How to Survive Your Freshman Year
College is the perfect intersection of freedom and young adulthood: Never again will you be allowed to have that much fun while being responsible for so little. But as generations of students have learned the hard way, it’s easy to get overwhelmed by that freedom and go overboard. It’s a fun but intimidating time, and the best way survive your freshman year is to be prepared.
How to Survive Your Freshman Year
Plan Your Work, Work Your Plan
Spoiler alert: You can’t do it all. Not even close.
College is about learning to prioritize and tell the difference between what you can do, what you want to do, and what you need to do. The biggest mistake freshmen make is taking on too much.
If you want to get ahead, you’ll have to scale back.
Set up a schedule to follow each week and stick with it. It doesn’t have to overly detailed or break down your life into 10-minute chunks.
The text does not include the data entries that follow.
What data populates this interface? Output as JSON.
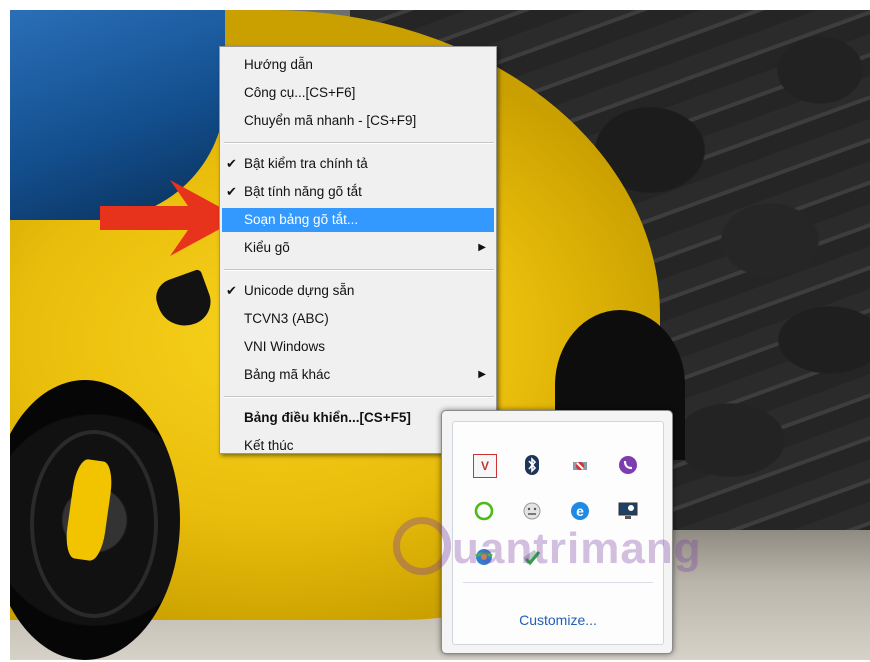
{
  "context_menu": {
    "items": [
      {
        "label": "Hướng dẫn"
      },
      {
        "label": "Công cụ...[CS+F6]"
      },
      {
        "label": "Chuyển mã nhanh - [CS+F9]"
      },
      {
        "label": "Bật kiểm tra chính tả",
        "checked": true
      },
      {
        "label": "Bật tính năng gõ tắt",
        "checked": true
      },
      {
        "label": "Soạn bảng gõ tắt...",
        "highlighted": true
      },
      {
        "label": "Kiểu gõ",
        "submenu": true
      },
      {
        "label": "Unicode dựng sẵn",
        "checked": true
      },
      {
        "label": "TCVN3 (ABC)"
      },
      {
        "label": "VNI Windows"
      },
      {
        "label": "Bảng mã khác",
        "submenu": true
      },
      {
        "label": "Bảng điều khiển...[CS+F5]",
        "bold": true
      },
      {
        "label": "Kết thúc"
      }
    ],
    "check_glyph": "✔",
    "submenu_glyph": "▶",
    "highlight_color": "#3399ff"
  },
  "tray_popup": {
    "customize_label": "Customize...",
    "icons": [
      "unikey-icon",
      "bluetooth-icon",
      "network-icon",
      "viber-icon",
      "green-app-icon",
      "smiley-icon",
      "ie-icon",
      "monitor-icon",
      "globe-icon",
      "usb-icon"
    ]
  },
  "watermark": {
    "text": "uantrimang"
  },
  "accent_arrow_color": "#e8331c"
}
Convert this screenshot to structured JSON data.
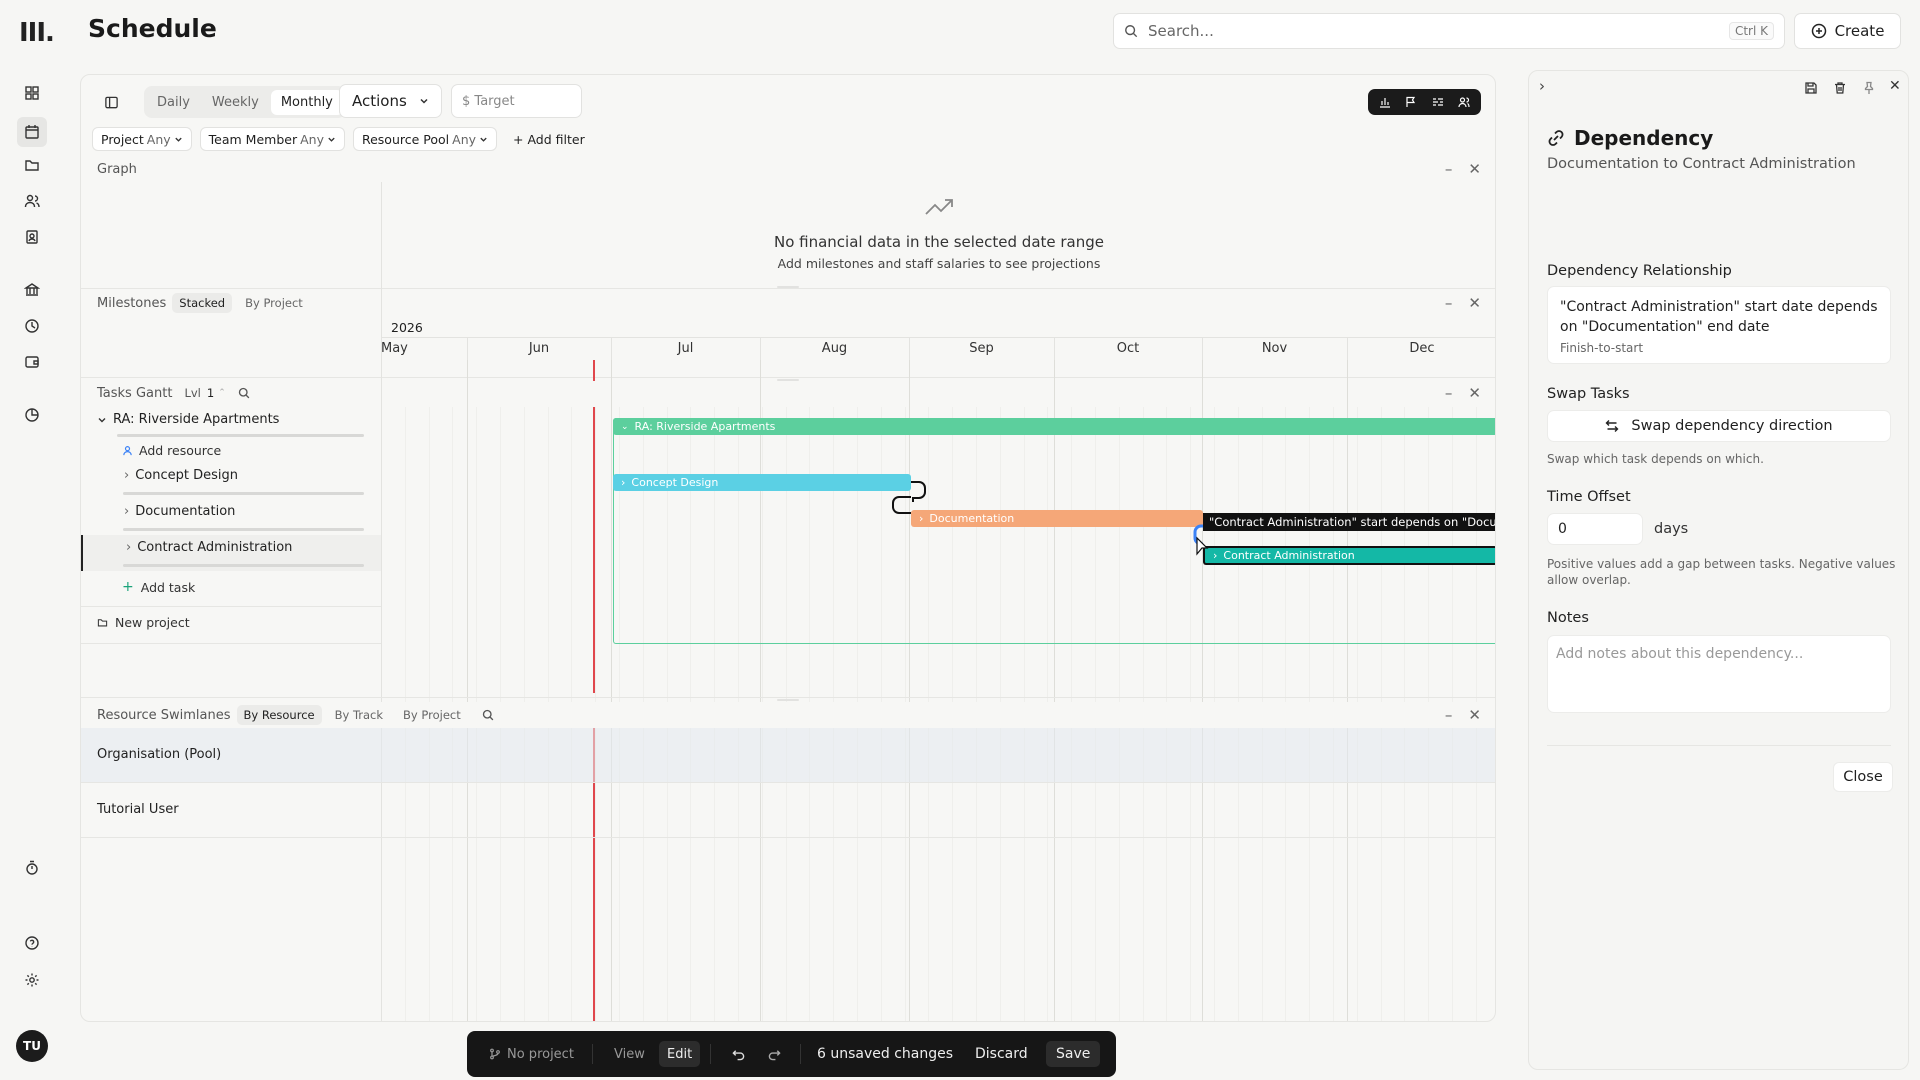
{
  "app": {
    "logo": "III.",
    "page_title": "Schedule"
  },
  "search": {
    "placeholder": "Search...",
    "shortcut": "Ctrl K"
  },
  "create_label": "Create",
  "rail": {
    "icons": [
      "dashboard-icon",
      "calendar-icon",
      "folder-icon",
      "people-icon",
      "contacts-icon",
      "bank-icon",
      "clock-icon",
      "wallet-icon",
      "pie-chart-icon",
      "timer-icon",
      "help-icon",
      "settings-icon"
    ],
    "avatar": "TU"
  },
  "toolbar": {
    "views": [
      "Daily",
      "Weekly",
      "Monthly"
    ],
    "active_view": "Monthly",
    "actions_label": "Actions",
    "target_label": "$ Target"
  },
  "filters": [
    {
      "label": "Project",
      "value": "Any"
    },
    {
      "label": "Team Member",
      "value": "Any"
    },
    {
      "label": "Resource Pool",
      "value": "Any"
    }
  ],
  "add_filter": "+ Add filter",
  "graph": {
    "title": "Graph",
    "empty_title": "No financial data in the selected date range",
    "empty_sub": "Add milestones and staff salaries to see projections"
  },
  "milestones": {
    "title": "Milestones",
    "tabs": [
      "Stacked",
      "By Project"
    ],
    "active_tab": "Stacked"
  },
  "timeline": {
    "year": "2026",
    "months": [
      "May",
      "Jun",
      "Jul",
      "Aug",
      "Sep",
      "Oct",
      "Nov",
      "Dec"
    ]
  },
  "gantt": {
    "title": "Tasks Gantt",
    "level_label": "Lvl",
    "level_value": "1",
    "project": "RA: Riverside Apartments",
    "add_resource": "Add resource",
    "tasks": [
      "Concept Design",
      "Documentation",
      "Contract Administration"
    ],
    "add_task": "Add task",
    "new_project": "New project",
    "bars": {
      "project": "RA: Riverside Apartments",
      "concept": "Concept Design",
      "documentation": "Documentation",
      "contract": "Contract Administration"
    },
    "tooltip": "\"Contract Administration\" start depends on \"Documentation"
  },
  "swimlanes": {
    "title": "Resource Swimlanes",
    "tabs": [
      "By Resource",
      "By Track",
      "By Project"
    ],
    "active_tab": "By Resource",
    "rows": [
      "Organisation (Pool)",
      "Tutorial User"
    ]
  },
  "bottom_bar": {
    "project": "No project",
    "view": "View",
    "edit": "Edit",
    "unsaved": "6 unsaved changes",
    "discard": "Discard",
    "save": "Save"
  },
  "panel": {
    "title": "Dependency",
    "subtitle": "Documentation to Contract Administration",
    "relationship_label": "Dependency Relationship",
    "relationship_text": "\"Contract Administration\" start date depends on \"Documentation\" end date",
    "relationship_type": "Finish-to-start",
    "swap_label": "Swap Tasks",
    "swap_button": "Swap dependency direction",
    "swap_help": "Swap which task depends on which.",
    "offset_label": "Time Offset",
    "offset_value": "0",
    "offset_unit": "days",
    "offset_help": "Positive values add a gap between tasks. Negative values allow overlap.",
    "notes_label": "Notes",
    "notes_placeholder": "Add notes about this dependency...",
    "close_button": "Close"
  },
  "colors": {
    "project_bar": "#5ccf9d",
    "concept_bar": "#5bd0e4",
    "documentation_bar": "#f5a778",
    "contract_bar": "#14b8a6",
    "today_line": "#e0474c",
    "connector": "#3b82f6"
  }
}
But, you should be able to look ahead each week and know what you’re doing every day and every night, from attending class to studying or just taking some time off to be with friends
You should also plan for free time, too. That might sound counter-intuitive or just plain impossible, but it’s not, and it’s absolutely worth it. As you build time for study and class, leave open chunks for hanging out, eating, wandering the dorms, or just seeing what comes up. Maintain your schedule and your sanity.
Avoid Credit Cards
Building credit is important in the long run. It shows banks that you’re trustworthy, it gives you access to better interest rates on loans, and it generally makes you feel like an adult.
But it takes years of controlled work to do that, and freshman year isn’t the time to start. Managing credit means using cards wisely, and only to make purchases you could buy with cash at that moment. Credit cards aren’t for making big buys that aren’t in your budget; they’re for showing banks you’ve got enough cash and maturity to pay your debts in full.
Getting into credit card debt while you’re still in college means you’ll be under the thumb of major lenders before you’ve even gotten your degree.
There’s plenty of time to be an adult and work with the complicated payment structures that come with credit cards. College is not that time.
Establish Your Independence
Don’t go home too often.
College is a crucial part of the development process as you make the rocky transition from childhood to young adulthood. It’s tempting to make frequent trips home, whether for a homecooked meal or clean laundry.
Unfortunately, that’s detrimental to your long-term success as a student and a rounded human being.
Independence is usually hard-earned, and that means getting used to being bored or rejected or even alone on campus. It means meeting people and making friends. It means shaking up your established routines and coming up with new ones. It means staying away from home.
College teaches resourcefulness and problem-solving, but you won’t be able to learn those skills without first relying on yourself.
Don’t Rush the Big Choices
Freshman year can feel like a barrage of life-or-death questions: What’s your major? What do you want to do? Where do you want to live? Do you want to go out sometime?
You don’t have to commit to a major when you begin your freshman year.
Many schools don’t push you to declare until you start your sophomore run. Use your freshman year to take your school’s required course and explore topics that interest you.
Your major will be a guiding force in your education and career, and it’s not a choice to be made lightly.
One of the worst things you can do is select a major because you don’t want to weigh any other options, or if it’s something you don’t like but are betting you will come to love in time.
Take your time on this one. Take a month, a semester, a year. Don’t just leap; look carefully. This is a great opportunity to get to know your guidance and career counselors, as well as professors in fields that grab your interest, to find out what’s required by students in your prospective major. Check out employment prospects with seniors or counselors.
The real lesson in picking a major is to learn how to examine yourself and figure out what you want, then take the steps to get it.
That’s not something you can knock out overnight.
Get Some Sleep
Really, do it. Get some good sleep as much as you can. Your mental and physical health depend on it.
A 2009 study in the Journal of Adolescent Health found that only 30% of college students surveyed got more than 8 hours of sleep a night, while more than 68% percent (!) had trouble sleeping because of stress related to their academic or personal lives. As a result, students with poor sleep habits turn in greater numbers to over-the-counter drugs to regulate their sleep cycles and moods.
Sleep-deprived students tend to perform worse in class and on tests than their more rested counterparts. Your body becomes sluggish, your brain operates through a thick fog, and your moods become erratic.
So what do you do?
Freshmen are terrible with time management. They stay up too late the night before an early class. They skip sleep altogether in favor of doing all the things. The FOMO is real, and it leads to some hectic and damaging hours. Don’t cheat yourself out of healthy sleep. It’s one of the best things you can do to stay healthy.
If there’s one adage every freshman should heed, it’s this:
Strive for moderation in all things.
Party, but party responsibly. Work hard, but leave time to relax. Make new friends, but give yourself time to recuperate. Don’t shy away from big choices, but don’t rush into them, either. Lean on your folks, but not too much.
Freshman year is like nothing else. If you do it right, you’ll never forget it.